However, resources are tight for the majority of local banks, who fear it takes a lot to convert a system to EMV from magnetic stripe. The cost of making a magnetic card is $1 less than the cost of making a chip card, so with more than 60 million cards currently on the market, it would cost banks over $60 million, not including production, delivery, and activation cost. Besides, a switch in card system should go hand-in-hand with an upgrade of old ATMs. “Around 10 per cent of ATMs in the banking system cannot read chip cards and it is costly to buy new machines,” said a representative from the ATM Service Department at Vietcombank. This is why there is not enough motivation for banks to take on the shift to chip card.
Still, Mr Ha suggested that the State Bank of Vietnam build their own set of standards for ATM domestic chip cards, as he doesn’t think that following the EMV standards is necessary. “By doing this, the cost for an ATM chip card would be significantly lower and this is what Myanmar has been building for their soon-to-be-released ATM card system for enhanced security,” he said.
The largest local banks do have the ability to invest in upgrading card technology, but for smaller banks the better option is outsourcing, with low upfront costs and faster implementation. With the current size of Vietnamese banks, outsourcing appears to be more suitable, as small banks can outsource production depending on actual demand, which would not only help banks meet the goal of developing card users but also help avoiding the risk of self-investment.
For self-invested banks, Mr Ha suggested they consider a situation where the demands of the cards can surpass the system’s capacity if it doesn’t receive sufficient investment. “A system with no room for development will hinder and damage the card business,” he said. He added that outsourcing would save banks from having to invest in facilities, equipment, and personnel.
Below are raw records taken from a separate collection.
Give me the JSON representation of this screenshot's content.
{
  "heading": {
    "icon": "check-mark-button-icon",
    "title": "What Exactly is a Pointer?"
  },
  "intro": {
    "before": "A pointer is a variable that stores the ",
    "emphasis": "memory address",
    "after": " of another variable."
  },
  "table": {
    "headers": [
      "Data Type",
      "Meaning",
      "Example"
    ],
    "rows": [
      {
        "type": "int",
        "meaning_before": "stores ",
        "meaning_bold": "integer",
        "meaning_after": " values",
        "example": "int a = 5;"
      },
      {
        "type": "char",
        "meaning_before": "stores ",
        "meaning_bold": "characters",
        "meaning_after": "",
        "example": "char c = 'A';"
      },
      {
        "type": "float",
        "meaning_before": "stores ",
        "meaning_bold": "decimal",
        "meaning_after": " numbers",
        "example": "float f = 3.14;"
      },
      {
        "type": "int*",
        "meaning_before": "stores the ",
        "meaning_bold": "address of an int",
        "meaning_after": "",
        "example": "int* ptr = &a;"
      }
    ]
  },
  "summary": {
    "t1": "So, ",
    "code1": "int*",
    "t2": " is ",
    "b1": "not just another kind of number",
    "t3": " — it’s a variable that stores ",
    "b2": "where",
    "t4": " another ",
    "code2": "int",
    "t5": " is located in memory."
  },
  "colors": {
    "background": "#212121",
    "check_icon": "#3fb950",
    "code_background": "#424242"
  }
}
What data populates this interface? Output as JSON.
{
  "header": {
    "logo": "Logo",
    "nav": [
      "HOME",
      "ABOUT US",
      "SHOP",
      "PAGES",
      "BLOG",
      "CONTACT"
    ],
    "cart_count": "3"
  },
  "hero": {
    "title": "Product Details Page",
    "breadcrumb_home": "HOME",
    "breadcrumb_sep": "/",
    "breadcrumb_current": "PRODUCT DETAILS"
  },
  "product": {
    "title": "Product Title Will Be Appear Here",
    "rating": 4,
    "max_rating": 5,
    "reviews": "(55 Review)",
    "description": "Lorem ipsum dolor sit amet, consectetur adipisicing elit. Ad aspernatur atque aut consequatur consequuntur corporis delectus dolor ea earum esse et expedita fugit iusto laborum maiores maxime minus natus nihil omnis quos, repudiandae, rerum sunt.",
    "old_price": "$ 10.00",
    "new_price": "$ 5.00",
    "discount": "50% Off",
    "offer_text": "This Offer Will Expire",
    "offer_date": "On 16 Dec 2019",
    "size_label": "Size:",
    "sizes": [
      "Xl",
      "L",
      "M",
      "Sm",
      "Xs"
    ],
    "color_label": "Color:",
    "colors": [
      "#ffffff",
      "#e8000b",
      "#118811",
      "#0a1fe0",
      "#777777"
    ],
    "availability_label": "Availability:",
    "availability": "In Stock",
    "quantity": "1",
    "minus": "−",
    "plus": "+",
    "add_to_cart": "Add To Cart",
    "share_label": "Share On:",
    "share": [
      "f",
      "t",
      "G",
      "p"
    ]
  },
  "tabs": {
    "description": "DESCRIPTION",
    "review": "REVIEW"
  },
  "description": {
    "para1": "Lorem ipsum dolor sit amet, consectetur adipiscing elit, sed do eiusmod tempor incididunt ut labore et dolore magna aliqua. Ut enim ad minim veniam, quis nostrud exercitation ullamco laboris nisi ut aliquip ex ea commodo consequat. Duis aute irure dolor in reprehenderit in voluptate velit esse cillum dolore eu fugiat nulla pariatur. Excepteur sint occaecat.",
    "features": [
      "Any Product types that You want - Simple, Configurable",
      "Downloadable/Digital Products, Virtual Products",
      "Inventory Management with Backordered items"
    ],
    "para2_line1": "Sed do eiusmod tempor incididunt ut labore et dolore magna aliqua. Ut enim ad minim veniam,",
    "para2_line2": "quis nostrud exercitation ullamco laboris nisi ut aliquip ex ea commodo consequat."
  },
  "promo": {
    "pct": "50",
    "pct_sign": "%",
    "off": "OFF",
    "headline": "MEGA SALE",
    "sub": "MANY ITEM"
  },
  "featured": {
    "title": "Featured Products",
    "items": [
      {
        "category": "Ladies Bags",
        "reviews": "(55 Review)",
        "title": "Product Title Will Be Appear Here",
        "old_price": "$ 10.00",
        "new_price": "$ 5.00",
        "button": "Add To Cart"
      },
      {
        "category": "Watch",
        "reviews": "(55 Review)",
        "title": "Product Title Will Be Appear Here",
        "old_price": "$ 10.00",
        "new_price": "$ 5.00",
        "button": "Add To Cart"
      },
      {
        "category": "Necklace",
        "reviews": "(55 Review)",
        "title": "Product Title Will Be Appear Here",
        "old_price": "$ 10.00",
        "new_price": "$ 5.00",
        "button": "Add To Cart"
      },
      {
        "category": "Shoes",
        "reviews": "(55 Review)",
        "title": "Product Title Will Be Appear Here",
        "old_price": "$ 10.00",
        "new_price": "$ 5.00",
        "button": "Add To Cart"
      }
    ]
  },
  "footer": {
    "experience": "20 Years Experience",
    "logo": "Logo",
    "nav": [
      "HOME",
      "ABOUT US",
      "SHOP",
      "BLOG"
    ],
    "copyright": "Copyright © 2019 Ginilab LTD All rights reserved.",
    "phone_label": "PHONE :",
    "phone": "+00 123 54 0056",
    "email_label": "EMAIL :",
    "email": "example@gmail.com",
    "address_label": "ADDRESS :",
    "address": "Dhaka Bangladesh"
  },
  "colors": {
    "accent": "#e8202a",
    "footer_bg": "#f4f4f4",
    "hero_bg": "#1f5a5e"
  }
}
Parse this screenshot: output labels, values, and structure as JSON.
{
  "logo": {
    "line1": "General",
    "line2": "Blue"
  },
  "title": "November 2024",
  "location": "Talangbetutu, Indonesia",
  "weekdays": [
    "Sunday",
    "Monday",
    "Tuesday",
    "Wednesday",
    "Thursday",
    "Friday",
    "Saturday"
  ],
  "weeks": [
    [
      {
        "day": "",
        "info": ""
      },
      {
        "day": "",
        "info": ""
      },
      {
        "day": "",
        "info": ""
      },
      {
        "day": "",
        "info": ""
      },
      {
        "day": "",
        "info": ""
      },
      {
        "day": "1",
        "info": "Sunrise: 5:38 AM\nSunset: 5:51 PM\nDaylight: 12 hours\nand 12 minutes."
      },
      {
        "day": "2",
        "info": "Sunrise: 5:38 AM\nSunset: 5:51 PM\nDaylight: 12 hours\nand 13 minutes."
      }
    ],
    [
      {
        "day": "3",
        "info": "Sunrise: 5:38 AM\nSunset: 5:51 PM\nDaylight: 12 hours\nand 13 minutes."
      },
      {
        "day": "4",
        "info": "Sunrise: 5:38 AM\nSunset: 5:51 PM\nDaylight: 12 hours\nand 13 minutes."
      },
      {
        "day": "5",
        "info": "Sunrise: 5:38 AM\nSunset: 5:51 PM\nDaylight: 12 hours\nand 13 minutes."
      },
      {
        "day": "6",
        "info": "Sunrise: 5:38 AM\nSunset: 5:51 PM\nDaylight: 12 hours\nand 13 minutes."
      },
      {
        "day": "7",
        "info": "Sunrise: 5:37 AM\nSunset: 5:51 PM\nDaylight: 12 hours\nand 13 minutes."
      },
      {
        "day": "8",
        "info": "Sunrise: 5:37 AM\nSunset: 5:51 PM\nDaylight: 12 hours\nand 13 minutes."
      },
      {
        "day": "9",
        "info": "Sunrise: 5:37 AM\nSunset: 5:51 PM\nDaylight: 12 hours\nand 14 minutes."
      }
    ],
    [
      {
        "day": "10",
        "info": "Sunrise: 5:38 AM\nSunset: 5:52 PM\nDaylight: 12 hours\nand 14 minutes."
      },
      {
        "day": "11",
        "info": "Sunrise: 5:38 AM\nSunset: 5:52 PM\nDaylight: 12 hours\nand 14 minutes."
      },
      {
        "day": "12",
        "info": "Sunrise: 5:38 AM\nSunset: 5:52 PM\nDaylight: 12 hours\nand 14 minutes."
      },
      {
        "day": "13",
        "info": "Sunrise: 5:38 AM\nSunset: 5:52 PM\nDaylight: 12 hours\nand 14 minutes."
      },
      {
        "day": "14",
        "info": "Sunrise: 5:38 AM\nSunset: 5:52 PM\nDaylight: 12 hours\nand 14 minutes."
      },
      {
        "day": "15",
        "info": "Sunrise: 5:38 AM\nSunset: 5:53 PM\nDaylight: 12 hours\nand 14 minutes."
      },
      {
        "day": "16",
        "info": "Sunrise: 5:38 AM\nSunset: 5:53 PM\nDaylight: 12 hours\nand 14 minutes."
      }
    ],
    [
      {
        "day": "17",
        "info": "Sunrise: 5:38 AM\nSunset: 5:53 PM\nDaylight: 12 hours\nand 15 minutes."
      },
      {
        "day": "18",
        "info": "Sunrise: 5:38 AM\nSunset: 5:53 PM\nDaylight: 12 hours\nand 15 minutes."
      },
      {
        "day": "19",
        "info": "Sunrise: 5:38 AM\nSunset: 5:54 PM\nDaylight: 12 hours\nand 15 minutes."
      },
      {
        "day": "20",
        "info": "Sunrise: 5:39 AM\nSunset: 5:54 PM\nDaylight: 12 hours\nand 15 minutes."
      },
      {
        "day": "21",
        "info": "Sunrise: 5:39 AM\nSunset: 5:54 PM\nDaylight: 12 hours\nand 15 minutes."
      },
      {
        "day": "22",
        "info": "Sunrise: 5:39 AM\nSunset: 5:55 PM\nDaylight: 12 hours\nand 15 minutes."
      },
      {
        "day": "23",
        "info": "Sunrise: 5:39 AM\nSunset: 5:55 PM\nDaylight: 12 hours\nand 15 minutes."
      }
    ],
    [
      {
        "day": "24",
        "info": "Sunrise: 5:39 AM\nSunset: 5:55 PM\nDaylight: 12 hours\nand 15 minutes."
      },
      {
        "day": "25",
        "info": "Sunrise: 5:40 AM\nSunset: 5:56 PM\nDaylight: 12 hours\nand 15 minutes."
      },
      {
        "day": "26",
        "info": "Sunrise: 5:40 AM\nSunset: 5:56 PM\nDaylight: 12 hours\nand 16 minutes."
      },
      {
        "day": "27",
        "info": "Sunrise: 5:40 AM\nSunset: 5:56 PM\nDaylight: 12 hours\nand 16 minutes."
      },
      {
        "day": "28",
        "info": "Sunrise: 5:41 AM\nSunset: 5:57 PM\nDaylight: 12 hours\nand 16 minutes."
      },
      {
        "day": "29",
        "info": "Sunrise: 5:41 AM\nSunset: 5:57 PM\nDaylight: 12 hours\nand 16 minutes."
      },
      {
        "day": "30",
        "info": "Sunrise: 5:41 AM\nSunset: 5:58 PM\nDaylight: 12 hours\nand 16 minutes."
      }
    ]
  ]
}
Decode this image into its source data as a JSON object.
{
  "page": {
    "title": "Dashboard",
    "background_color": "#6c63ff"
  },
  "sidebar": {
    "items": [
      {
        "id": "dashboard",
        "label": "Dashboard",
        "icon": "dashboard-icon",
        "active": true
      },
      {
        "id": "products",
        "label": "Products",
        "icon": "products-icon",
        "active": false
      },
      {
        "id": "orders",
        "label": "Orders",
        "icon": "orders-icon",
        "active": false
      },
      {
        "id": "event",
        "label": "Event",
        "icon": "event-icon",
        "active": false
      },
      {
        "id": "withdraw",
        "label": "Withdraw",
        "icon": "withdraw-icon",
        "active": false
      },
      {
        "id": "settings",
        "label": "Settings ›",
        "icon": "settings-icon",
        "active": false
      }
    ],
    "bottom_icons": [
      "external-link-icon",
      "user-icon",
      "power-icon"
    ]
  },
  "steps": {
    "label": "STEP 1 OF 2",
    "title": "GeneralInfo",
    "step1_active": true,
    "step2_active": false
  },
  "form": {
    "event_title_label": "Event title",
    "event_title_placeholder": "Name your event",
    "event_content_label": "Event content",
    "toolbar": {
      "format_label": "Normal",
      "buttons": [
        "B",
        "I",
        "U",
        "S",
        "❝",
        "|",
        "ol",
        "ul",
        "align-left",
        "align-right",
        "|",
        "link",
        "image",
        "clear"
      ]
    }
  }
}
More importantly, initial investment cost is low, and the system is scalable. “Banks only have to provide data, and will receive products promptly and they can therefore shift their focus to marketing and managing risk more effectively,” Mr Ha said.